Capt. Chelsey “Sully” Sullenberger, the retired US Airways pilot celebrated for his 2009 “Miracle on the Hudson” landing, said Wednesday that pilots should be required to spend time in simulators before the MAX returns to service, not only to review the updates to the MCAS software but to practice situations where manually turning the crank would be more challenging. At higher airspeeds, turning the wheel could require two hands, the efforts of both pilots, or may not be possible at all, he said.
“They need to develop a muscle memory of their experiences so that it will be immediately accessible to them in the future, even years from now, when they experience such a crisis,” he told the House Committee on Transportation and Infrastructure’s aviation subcommittee during a hearing Wednesday.
Mr. Sullenberger told the committee that he recently experienced a recreation of the fatal MAX flights in a flight simulator. He came away from it understanding how crews could have been overwhelmed by alerts and warnings without enough time to fix the problem.
The pending software fix is intended to make it easier for pilots to override MCAS, which moves a horizontal panel on the tail — called a horizontal stabilizer — to point the nose down.
The emergency procedure under scrutiny is the final step in a checklist to counteract dangerous horizontal stabilizer movements that can be prompted by a range of causes including an MCAS malfunction.
The FAA’s testing comes after the agency prodded Boeing to draft a new safety assessment covering MCAS as well as the emergency procedure, according to U.S. and European aviation officials.

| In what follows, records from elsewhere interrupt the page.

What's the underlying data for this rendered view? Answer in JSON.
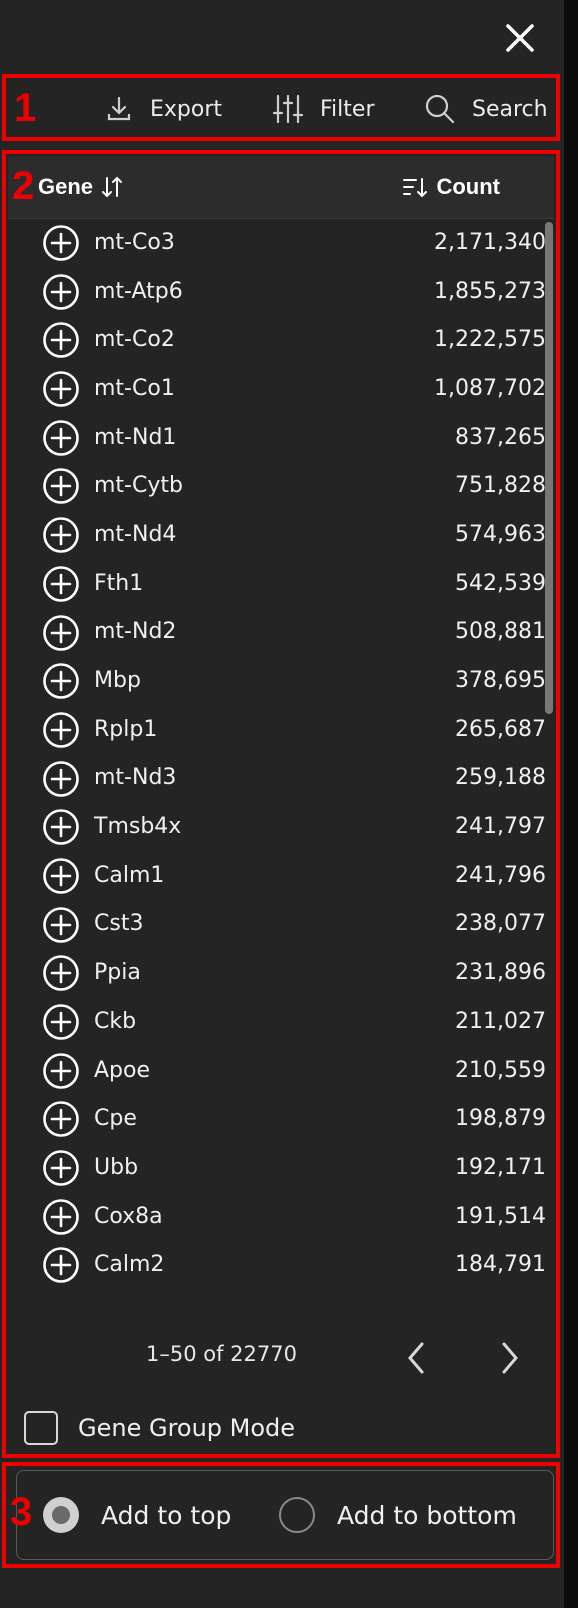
{
  "annotations": [
    "1",
    "2",
    "3"
  ],
  "toolbar": {
    "export_label": "Export",
    "filter_label": "Filter",
    "search_label": "Search"
  },
  "table": {
    "gene_header": "Gene",
    "count_header": "Count",
    "rows": [
      {
        "gene": "mt-Co3",
        "count": "2,171,340"
      },
      {
        "gene": "mt-Atp6",
        "count": "1,855,273"
      },
      {
        "gene": "mt-Co2",
        "count": "1,222,575"
      },
      {
        "gene": "mt-Co1",
        "count": "1,087,702"
      },
      {
        "gene": "mt-Nd1",
        "count": "837,265"
      },
      {
        "gene": "mt-Cytb",
        "count": "751,828"
      },
      {
        "gene": "mt-Nd4",
        "count": "574,963"
      },
      {
        "gene": "Fth1",
        "count": "542,539"
      },
      {
        "gene": "mt-Nd2",
        "count": "508,881"
      },
      {
        "gene": "Mbp",
        "count": "378,695"
      },
      {
        "gene": "Rplp1",
        "count": "265,687"
      },
      {
        "gene": "mt-Nd3",
        "count": "259,188"
      },
      {
        "gene": "Tmsb4x",
        "count": "241,797"
      },
      {
        "gene": "Calm1",
        "count": "241,796"
      },
      {
        "gene": "Cst3",
        "count": "238,077"
      },
      {
        "gene": "Ppia",
        "count": "231,896"
      },
      {
        "gene": "Ckb",
        "count": "211,027"
      },
      {
        "gene": "Apoe",
        "count": "210,559"
      },
      {
        "gene": "Cpe",
        "count": "198,879"
      },
      {
        "gene": "Ubb",
        "count": "192,171"
      },
      {
        "gene": "Cox8a",
        "count": "191,514"
      },
      {
        "gene": "Calm2",
        "count": "184,791"
      }
    ]
  },
  "pagination": {
    "label": "1–50 of 22770"
  },
  "gene_group_mode": {
    "label": "Gene Group Mode",
    "checked": false
  },
  "add_mode": {
    "options": [
      {
        "label": "Add to top",
        "selected": true
      },
      {
        "label": "Add to bottom",
        "selected": false
      }
    ]
  },
  "icons": {
    "close": "close-icon",
    "export": "download-icon",
    "filter": "sliders-icon",
    "search": "search-icon",
    "sort": "sort-arrows-icon",
    "sort_desc": "sort-desc-icon",
    "add": "plus-circle-icon",
    "prev": "chevron-left-icon",
    "next": "chevron-right-icon"
  },
  "colors": {
    "background": "#242424",
    "annotation": "#ee0000",
    "text": "#ffffff"
  }
}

The FAA isn’t alone in documenting the differences in average strength between men and women in critical safety roles. The Pentagon, for example, categorizes such information in assessing the fitness of some uniformed personnel for certain assignments.